Keifer, a psychology major from Osceola who graduated in May, worked with Dr. Stephen Whiteside, associate professor of psychology in the Mayo Clinic College of Medicine and the director of the Child and Adolescent Anxiety Disorders Program.
Keifer found that working with Whiteside and a post-doctoral student was revealing because the work focused primarily on child and adolescent anxiety disorders. “This was especially interesting because I hope to be working with kids someday,” says Keifer.
“Dr. Whiteside was conducting research for his exposure therapy technique,” says Keifer. “He was attempting to develop an intensive program to lead to quicker results for children suffering from anxiety disorders, such as Obsessive Compulsive Disorder (OCD), phobias, and Post Traumatic Stress Disorders.” Keifer and another BVU student helped record data collected from Whiteside’s therapy sessions and entered the data into a computer program.
Keifer hopes his internship will help with his application to graduate school to get a master’s of social work degree.
This past January, Keifer interned at Faith, Hope and Charity, a facility for developmentally disabled children in Storm Lake, where he worked with social services professionals in activities ranging from admissions and inquiries to respite care services.
“After having worked in the intellectually disabled field, I can see myself doing that kind of work, but would like to branch out and am interested in the foster care system, as well as social services in schools,” he notes.
Contributing to Keifer’s experiences was a 2011 service trip to the Dominican Republic as part of BVU’s alternative spring break program — Alternative Week of Off-site Learning (AWOL). He and other BVU students volunteered at Orphanage Outreach, located in Jaibon, Valverde Province, in northwestern Dominican Republic. The orphanage is home to 20 boys and has a school that educates approximately 500 children.
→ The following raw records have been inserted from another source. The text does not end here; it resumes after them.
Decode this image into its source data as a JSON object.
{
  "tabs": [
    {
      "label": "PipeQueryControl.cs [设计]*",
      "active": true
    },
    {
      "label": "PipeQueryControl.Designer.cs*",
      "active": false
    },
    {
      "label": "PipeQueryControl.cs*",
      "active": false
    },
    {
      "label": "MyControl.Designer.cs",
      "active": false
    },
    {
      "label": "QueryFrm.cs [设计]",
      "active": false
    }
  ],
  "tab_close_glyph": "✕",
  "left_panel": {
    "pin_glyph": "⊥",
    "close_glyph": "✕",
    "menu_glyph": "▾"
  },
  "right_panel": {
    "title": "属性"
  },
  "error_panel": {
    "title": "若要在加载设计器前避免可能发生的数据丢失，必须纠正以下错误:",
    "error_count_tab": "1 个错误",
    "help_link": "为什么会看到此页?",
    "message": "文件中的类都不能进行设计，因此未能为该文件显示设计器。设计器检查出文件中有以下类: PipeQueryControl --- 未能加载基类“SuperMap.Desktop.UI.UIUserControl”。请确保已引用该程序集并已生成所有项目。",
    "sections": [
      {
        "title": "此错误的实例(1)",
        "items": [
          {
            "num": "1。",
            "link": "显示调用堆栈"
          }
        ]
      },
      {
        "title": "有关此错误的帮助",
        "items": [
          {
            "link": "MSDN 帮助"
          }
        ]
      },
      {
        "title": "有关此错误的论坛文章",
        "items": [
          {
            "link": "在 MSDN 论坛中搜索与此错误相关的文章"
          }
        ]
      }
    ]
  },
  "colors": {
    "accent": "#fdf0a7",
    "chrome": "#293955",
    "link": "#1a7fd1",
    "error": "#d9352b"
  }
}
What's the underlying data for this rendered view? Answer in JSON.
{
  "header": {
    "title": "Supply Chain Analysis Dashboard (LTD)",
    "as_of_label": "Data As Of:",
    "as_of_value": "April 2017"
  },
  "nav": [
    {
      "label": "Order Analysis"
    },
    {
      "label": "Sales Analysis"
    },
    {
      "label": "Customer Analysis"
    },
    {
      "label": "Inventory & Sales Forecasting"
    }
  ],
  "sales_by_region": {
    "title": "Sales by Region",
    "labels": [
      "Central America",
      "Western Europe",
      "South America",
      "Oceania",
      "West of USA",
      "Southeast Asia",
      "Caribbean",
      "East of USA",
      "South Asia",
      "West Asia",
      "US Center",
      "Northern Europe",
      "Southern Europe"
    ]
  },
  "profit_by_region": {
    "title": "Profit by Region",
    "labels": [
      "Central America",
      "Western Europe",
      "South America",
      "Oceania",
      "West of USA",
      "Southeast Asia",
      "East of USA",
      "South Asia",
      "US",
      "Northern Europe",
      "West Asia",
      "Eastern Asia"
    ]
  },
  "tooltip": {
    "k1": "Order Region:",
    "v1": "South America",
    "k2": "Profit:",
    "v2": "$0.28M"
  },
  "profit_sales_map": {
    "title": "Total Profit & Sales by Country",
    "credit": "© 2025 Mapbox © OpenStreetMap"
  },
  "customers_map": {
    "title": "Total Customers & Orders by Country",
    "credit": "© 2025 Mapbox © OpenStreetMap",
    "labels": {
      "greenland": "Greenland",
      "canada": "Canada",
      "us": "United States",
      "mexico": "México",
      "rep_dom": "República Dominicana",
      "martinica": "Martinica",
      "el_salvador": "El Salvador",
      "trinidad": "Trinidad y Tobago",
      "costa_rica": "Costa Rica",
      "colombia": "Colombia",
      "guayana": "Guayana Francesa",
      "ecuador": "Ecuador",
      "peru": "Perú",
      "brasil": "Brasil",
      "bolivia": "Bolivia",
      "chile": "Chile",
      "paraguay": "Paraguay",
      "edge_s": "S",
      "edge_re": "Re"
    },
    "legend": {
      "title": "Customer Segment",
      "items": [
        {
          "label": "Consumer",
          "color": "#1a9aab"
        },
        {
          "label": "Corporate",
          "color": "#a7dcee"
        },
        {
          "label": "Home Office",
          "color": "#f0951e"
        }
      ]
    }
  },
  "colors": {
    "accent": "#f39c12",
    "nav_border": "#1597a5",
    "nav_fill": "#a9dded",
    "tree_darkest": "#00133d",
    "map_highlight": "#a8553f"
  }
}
“We taught English at local schools and helped run camps (music, crafts, reading sports) at the churches during the day and hung out with the kids during the evening,” he says. “I enjoyed serving the kids and hopefully making a positive difference, even if it was only for a short time.”
On the BVU campus, Keifer was active in student organizations and activities such as Student Senate, Student MOVE (Mobilizing Outreach and Volunteer Efforts) and played on the tennis team.